Hiring a local photographer from abroad

MONTREAL-View-from_MT-Royal.jpg

I often receive solicitations by email to work for foreign clients coming into town for an event they are hosting. The type of events range from a few hours of a global sales meeting to full multi-day conferences, and every kind of networking / cocktail / gala / awards reception you can think of in between. I’ve noticed that many of these out-of-country clients work with very specific mandates and shot lists, sensibly, since they are typically the same kind of organizations that mount events worldwide and need to ensure a consistent quality across their global portfolio of events.

Here are some tips to make the process smoother and easier for event planners looking for creative contacts in a city they are unfamiliar with:

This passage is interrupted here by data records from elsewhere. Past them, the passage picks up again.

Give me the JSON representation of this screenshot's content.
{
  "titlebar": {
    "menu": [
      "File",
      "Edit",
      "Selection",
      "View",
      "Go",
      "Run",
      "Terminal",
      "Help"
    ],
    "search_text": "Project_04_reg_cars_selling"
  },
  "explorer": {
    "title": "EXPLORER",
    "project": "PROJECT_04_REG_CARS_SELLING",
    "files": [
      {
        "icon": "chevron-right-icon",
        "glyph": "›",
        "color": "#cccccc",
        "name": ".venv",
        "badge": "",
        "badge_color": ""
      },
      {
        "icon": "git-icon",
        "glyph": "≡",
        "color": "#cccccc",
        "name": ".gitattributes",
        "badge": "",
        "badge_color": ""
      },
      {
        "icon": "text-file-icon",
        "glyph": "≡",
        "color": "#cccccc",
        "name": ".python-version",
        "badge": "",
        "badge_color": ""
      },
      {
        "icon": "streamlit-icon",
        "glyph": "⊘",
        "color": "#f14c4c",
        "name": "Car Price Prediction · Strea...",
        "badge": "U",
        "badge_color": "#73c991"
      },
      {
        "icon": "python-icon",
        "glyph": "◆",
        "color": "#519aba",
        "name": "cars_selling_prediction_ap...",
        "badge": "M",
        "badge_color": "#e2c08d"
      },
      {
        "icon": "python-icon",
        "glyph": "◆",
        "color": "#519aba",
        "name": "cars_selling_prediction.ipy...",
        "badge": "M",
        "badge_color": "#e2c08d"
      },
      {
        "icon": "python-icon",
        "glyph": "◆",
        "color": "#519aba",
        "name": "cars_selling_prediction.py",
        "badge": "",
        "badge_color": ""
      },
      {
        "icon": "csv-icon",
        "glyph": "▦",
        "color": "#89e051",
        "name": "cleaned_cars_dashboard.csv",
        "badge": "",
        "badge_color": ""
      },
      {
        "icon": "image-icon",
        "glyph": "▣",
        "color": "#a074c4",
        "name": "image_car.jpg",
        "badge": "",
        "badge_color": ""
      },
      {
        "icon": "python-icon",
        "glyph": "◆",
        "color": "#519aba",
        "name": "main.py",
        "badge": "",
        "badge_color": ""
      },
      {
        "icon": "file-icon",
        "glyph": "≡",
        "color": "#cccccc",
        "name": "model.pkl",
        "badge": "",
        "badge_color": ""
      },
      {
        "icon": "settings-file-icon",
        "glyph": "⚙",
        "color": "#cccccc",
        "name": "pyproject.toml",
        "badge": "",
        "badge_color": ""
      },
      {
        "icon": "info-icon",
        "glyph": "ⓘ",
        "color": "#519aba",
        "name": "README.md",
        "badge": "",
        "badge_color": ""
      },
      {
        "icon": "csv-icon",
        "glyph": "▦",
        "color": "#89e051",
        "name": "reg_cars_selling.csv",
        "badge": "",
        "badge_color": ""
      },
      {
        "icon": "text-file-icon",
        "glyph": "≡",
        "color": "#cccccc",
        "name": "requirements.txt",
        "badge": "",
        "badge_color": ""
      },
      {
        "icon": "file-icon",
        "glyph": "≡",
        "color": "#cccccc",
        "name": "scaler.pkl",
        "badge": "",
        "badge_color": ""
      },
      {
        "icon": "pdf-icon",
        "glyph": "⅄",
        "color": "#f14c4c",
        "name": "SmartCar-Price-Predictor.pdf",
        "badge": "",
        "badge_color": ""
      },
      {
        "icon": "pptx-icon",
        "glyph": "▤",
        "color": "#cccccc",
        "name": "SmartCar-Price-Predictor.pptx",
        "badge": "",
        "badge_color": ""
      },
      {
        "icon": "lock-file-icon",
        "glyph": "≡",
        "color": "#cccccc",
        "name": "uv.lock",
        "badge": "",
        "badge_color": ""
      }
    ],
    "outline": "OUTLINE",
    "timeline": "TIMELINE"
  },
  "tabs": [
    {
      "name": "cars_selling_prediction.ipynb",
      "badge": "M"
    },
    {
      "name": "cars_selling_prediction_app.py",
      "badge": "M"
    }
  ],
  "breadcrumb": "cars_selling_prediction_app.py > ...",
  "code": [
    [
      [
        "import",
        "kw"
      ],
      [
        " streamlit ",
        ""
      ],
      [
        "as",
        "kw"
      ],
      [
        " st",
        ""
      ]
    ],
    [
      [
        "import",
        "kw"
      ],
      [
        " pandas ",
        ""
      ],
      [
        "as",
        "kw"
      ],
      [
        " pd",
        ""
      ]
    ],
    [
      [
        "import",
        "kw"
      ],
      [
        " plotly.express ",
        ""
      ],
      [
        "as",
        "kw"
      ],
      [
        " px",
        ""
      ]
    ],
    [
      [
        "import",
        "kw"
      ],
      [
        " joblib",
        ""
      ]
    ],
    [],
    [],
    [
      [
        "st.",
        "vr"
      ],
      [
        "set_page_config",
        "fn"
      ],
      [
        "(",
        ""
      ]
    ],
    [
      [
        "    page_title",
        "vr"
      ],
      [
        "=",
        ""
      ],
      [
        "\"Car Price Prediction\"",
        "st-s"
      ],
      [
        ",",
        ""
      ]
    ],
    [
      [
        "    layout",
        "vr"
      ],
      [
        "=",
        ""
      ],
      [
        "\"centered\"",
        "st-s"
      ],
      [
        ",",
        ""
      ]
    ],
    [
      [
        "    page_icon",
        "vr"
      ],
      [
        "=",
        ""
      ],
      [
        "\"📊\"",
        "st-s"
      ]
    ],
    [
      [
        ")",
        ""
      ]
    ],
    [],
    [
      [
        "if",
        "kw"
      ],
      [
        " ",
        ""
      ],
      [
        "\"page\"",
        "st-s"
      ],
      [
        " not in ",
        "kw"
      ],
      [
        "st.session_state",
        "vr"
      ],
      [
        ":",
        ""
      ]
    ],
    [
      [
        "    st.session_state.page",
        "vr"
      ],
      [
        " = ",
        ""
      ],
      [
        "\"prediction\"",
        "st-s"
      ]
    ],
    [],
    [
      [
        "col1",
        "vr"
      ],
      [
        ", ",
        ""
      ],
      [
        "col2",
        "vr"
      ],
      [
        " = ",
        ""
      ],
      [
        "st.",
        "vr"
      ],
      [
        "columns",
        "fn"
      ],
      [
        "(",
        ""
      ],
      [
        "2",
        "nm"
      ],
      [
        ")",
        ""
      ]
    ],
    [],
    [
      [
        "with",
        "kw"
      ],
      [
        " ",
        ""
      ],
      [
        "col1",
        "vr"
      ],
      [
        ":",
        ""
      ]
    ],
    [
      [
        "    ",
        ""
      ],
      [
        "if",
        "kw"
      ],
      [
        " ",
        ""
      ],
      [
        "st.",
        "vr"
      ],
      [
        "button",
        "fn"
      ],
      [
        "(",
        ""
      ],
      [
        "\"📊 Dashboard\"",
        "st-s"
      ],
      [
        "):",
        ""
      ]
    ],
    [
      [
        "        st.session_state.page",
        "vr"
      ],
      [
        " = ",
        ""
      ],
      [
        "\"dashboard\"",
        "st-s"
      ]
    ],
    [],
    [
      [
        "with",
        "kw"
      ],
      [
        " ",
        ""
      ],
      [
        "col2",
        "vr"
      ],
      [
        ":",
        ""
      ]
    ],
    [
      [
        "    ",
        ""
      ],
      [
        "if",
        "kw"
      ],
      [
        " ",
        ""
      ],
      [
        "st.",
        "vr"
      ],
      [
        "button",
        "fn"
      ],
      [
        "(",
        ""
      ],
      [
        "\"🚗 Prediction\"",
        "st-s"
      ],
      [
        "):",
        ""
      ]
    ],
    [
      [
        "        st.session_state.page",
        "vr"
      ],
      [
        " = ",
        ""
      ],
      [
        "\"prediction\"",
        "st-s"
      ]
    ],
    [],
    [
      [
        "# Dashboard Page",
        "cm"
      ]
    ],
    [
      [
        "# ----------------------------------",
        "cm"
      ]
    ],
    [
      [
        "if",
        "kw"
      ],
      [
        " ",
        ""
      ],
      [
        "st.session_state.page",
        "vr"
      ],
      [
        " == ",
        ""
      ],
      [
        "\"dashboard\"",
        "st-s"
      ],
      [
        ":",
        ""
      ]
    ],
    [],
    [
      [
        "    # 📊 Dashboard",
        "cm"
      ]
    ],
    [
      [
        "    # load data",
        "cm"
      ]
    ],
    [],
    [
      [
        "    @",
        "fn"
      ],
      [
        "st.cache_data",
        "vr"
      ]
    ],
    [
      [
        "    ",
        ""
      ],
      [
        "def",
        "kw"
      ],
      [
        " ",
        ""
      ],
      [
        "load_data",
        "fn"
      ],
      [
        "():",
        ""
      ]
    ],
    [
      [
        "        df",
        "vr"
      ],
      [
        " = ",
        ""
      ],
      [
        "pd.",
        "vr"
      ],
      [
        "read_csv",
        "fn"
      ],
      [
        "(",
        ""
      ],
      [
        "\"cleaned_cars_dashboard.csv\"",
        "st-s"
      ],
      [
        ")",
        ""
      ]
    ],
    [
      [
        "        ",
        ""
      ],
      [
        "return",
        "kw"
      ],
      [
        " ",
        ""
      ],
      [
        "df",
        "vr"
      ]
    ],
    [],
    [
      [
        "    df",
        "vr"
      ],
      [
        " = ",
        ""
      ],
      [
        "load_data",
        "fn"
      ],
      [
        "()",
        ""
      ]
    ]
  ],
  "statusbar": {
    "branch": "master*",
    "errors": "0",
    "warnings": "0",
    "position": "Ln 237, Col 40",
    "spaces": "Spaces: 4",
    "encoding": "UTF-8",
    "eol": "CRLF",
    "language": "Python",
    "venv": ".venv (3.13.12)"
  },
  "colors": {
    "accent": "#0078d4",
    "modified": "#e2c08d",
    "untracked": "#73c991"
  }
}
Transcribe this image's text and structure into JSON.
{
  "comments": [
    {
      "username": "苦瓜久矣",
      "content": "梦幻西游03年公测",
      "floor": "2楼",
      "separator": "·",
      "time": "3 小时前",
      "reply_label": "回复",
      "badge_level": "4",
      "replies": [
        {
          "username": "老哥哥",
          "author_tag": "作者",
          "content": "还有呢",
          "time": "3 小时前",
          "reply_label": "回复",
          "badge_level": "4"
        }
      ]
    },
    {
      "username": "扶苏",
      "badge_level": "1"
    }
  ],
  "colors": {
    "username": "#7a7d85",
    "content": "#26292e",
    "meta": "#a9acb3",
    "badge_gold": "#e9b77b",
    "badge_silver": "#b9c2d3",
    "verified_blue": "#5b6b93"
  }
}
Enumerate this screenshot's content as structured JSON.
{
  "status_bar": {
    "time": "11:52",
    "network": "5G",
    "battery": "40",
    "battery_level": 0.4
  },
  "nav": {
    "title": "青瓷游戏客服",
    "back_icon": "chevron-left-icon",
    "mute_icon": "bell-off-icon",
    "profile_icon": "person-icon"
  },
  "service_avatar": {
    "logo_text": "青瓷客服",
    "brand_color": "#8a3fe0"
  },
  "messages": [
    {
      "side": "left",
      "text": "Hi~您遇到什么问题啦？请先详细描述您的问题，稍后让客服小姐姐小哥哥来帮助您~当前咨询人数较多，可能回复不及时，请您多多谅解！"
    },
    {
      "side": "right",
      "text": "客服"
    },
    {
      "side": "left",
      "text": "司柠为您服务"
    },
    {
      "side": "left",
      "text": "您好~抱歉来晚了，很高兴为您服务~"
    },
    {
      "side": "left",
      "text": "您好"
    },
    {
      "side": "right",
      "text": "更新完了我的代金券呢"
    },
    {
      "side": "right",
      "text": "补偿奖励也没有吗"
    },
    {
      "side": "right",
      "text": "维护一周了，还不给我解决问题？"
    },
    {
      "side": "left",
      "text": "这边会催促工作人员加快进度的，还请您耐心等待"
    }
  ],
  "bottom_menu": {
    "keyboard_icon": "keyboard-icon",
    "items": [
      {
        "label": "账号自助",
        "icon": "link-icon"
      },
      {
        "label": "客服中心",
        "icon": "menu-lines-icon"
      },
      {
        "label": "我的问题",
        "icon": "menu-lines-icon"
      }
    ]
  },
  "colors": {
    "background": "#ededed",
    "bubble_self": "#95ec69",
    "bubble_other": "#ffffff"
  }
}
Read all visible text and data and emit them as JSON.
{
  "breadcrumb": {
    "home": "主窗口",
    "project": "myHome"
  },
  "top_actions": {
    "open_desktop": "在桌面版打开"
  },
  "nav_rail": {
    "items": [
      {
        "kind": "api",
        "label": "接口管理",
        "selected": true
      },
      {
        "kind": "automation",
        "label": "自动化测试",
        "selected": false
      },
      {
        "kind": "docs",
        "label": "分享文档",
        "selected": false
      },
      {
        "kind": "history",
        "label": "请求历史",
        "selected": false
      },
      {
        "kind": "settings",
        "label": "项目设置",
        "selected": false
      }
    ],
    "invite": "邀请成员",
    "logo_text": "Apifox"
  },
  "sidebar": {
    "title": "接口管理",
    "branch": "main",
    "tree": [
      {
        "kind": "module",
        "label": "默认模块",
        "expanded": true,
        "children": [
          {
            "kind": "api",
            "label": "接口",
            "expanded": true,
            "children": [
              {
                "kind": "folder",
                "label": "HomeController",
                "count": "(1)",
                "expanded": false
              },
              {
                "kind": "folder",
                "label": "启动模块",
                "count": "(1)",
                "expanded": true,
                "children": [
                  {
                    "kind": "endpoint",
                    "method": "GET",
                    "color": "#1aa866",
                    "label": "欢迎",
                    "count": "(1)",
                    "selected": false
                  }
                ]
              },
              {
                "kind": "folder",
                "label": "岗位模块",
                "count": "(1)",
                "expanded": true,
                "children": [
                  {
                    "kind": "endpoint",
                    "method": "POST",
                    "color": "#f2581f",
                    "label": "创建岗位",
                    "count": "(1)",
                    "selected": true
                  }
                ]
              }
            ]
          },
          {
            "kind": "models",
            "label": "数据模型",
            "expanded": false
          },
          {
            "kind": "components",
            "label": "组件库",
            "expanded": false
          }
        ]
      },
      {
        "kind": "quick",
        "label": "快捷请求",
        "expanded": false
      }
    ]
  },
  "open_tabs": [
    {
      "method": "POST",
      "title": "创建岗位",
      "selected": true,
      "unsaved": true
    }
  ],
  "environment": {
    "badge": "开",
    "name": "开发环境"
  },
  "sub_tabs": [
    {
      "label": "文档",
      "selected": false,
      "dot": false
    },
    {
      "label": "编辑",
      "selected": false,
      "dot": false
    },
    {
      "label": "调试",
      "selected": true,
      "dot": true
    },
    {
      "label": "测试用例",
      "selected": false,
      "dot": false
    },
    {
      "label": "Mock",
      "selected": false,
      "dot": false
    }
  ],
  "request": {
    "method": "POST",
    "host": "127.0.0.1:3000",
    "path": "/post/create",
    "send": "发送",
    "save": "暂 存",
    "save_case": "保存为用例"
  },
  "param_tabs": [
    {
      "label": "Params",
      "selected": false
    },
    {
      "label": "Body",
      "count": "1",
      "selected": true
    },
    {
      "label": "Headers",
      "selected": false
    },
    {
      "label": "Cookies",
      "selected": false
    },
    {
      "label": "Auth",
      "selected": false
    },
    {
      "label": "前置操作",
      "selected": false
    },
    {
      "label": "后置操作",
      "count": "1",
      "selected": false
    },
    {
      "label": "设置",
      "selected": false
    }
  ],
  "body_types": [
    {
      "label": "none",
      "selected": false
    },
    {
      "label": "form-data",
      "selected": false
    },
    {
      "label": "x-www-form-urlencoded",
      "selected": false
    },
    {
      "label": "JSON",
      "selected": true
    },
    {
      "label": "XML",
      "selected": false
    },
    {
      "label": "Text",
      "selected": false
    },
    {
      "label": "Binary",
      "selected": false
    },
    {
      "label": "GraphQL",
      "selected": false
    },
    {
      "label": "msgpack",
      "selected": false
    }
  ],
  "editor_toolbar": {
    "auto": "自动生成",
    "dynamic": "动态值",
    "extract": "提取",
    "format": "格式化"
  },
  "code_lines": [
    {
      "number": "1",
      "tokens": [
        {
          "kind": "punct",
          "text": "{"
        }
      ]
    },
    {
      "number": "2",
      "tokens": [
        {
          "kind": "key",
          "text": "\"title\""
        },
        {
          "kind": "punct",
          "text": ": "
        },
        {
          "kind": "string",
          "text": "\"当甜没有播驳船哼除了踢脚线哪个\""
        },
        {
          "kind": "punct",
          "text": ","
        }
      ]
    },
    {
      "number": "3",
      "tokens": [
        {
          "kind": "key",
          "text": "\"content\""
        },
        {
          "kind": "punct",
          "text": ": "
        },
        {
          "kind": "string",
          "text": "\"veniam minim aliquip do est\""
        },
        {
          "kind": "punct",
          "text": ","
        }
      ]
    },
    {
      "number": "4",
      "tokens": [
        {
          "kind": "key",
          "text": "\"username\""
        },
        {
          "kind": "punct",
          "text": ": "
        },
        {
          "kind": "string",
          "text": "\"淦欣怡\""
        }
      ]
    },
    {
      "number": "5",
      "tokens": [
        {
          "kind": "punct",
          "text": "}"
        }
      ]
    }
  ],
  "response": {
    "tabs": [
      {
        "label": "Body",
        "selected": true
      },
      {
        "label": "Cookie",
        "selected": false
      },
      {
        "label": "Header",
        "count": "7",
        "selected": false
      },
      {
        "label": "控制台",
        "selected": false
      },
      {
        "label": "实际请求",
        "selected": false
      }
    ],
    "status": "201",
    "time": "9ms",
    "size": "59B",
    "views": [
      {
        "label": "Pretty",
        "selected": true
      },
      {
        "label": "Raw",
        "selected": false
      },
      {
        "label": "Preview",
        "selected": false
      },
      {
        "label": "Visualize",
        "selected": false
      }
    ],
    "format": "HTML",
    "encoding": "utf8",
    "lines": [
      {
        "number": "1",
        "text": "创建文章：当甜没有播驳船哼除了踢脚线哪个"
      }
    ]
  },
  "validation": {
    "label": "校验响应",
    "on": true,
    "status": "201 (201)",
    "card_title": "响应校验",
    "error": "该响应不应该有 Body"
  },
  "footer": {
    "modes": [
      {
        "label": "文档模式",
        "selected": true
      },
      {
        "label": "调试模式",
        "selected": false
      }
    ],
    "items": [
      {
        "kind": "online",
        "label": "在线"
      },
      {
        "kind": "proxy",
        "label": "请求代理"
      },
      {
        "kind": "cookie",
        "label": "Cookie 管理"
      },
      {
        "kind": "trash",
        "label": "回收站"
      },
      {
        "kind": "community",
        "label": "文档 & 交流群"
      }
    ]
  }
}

  1. Look for objective reviews online: any local supplier in the events space is going to have a network of existing clients and should have at least a few reviews online. You can look them up on Google+ or Yelp. While many people tend to post on Facebook or LinkedIn when they are looking for a supplier, I am not sure if that is the best way to find unbiased recommendations as anyone who gets mentioned is likely a friend of the recommender. Though they genuinely may believe that supplier is good, what you need are professional recommendations from people in your situation who have actually worked with the kind of person you are seeking.
  2. Skip the RFP: While some events companies and third party event management teams may be obliged to issue an RFP, doing an online search and simply reaching out to the top few suppliers directly is likely going to yield the same results and give you a chance to get to know your supplier more directly than you would through an RFP process. As well, many RFPs often ask for more than is really necessary, particularly when hiring smaller suppliers like photo / video teams. Using the RFP as a screen can have the unforeseen consequence of actually filtering out the better candidates because the wish list increases the proposed cost. A quick call can often identify easy ways to cut costs while still yielding the same quality service in the end.
  3. Go direct: If at all possible, it is always better to hire local talent directly rather than through an agency or intervening layer of event management. Almost all creative services suppliers (photographers, videographers, designers, caterers, etc.) run their own small businesses and are used to dealing directly with clients. If you’ve done your homework and are only approaching vetted (reviewed), quality suppliers you can be at ease knowing you are dealing with a professional. Running through an intermediary can only add cost without any real increase in value.

If you follow these basic guidelines you are likely to land on a proven supplier with whom you can work in confidence. Another advantage of sourcing directly is your chance to garner recommendations for restaurants to visit, or places to see while you are in town if you have a few days on either end of your event left to explore the city.